B2B marketing budgets are smaller than their B2C counterparts

The CMO Survey found that B2B companies typically spend a smaller percentage of their overall budgets on marketing than B2C companies. That’s not a bad thing by itself. Business goals, sales cycles, and channel selection can be dramatically different for B2B vs. B2C brands.

These averages give B2B marketers a solid benchmark to compare against. Keep in mind that marketing budgets often include marketing employees, media spend, production costs, analytics & software expenses, research, training, and other overhead costs.

Why do B2B marketing budgets tend to be smaller than B2C? There are likely several reasons:

  • B2B markets tend to be smaller than consumer markets. Smaller addressable markets require less spend to create more reach and frequency.
  • There are fewer effective B2B marketing channels to invest in. Marketers don’t have to stretch budgets across more channels and can find greater concentrations of their target audiences in fewer places.
  • B2B products and services often have longer sales cycles. This can lead to a longer lead time for marketing efforts and a slower path to showing ROI.

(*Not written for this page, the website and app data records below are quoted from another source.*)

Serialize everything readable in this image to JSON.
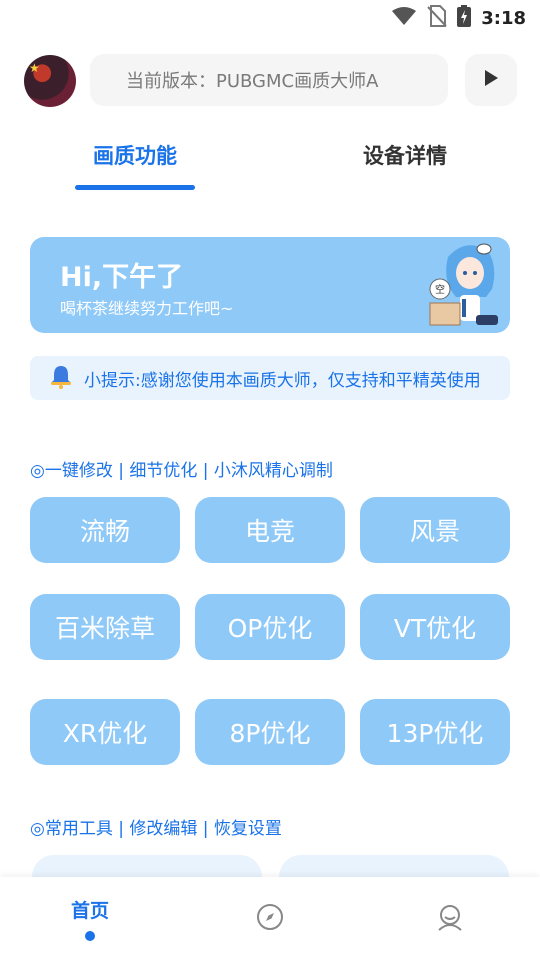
{
  "status_bar": {
    "time": "3:18",
    "icons": [
      "wifi-icon",
      "no-sim-icon",
      "battery-charging-icon"
    ]
  },
  "header": {
    "version_text": "当前版本：PUBGMC画质大师A",
    "avatar_icon": "avatar",
    "play_icon": "play-icon"
  },
  "tabs": [
    {
      "label": "画质功能",
      "active": true
    },
    {
      "label": "设备详情",
      "active": false
    }
  ],
  "banner": {
    "title": "Hi,下午了",
    "subtitle": "喝杯茶继续努力工作吧~",
    "art_caption": "空"
  },
  "tip": {
    "icon": "bell-icon",
    "text": "小提示:感谢您使用本画质大师，仅支持和平精英使用"
  },
  "section_quality": {
    "title": "◎一键修改 | 细节优化 | 小沐风精心调制",
    "options": [
      "流畅",
      "电竞",
      "风景",
      "百米除草",
      "OP优化",
      "VT优化",
      "XR优化",
      "8P优化",
      "13P优化"
    ]
  },
  "section_tools": {
    "title": "◎常用工具 | 修改编辑 | 恢复设置"
  },
  "bottom_nav": {
    "home_label": "首页",
    "explore_icon": "compass-icon",
    "profile_icon": "user-icon"
  },
  "colors": {
    "accent": "#1a73e8",
    "button_bg": "#8ec9f8",
    "tip_bg": "#e9f3fd"
  }
}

B2B marketers are often envious of their B2C peers with larger budgets and flashier campaigns. However, B2B products are often more complex and may require more educational marketing efforts. Content production can take longer for B2B brands but may have a longer shelf life if the market doesn’t change as quickly.

About The CMO Survey

The CMO Survey is a semi-annual survey of marketing leaders conducted by the Duke Fuqua School of Business, the American Marketing Association, and Deloitte. 95% of respondents are VP-level or above at for-profit US companies. All copyrighted materials are used with permission.

Portrait of Andrew Miller

Andrew Miller

Andrew is a data-driven marketer, speaker, and problem solver. He co-founded Workshop Digital in 2015 and as the VP of Strategy he devotes his time to developing new tools and strategies to help Workshop Digital’s teams and clients achieve their goals. Andrew regularly speaks to marketing and professional audiences with an authentic, passionate message to raise their collective marketing intelligence.

Andrew collects hobbies and devotes his time to his family, competing in triathlons, amateur gardening, and mentoring Richmond youth as a member of the Junior Achievement of Central Virginia board of directors.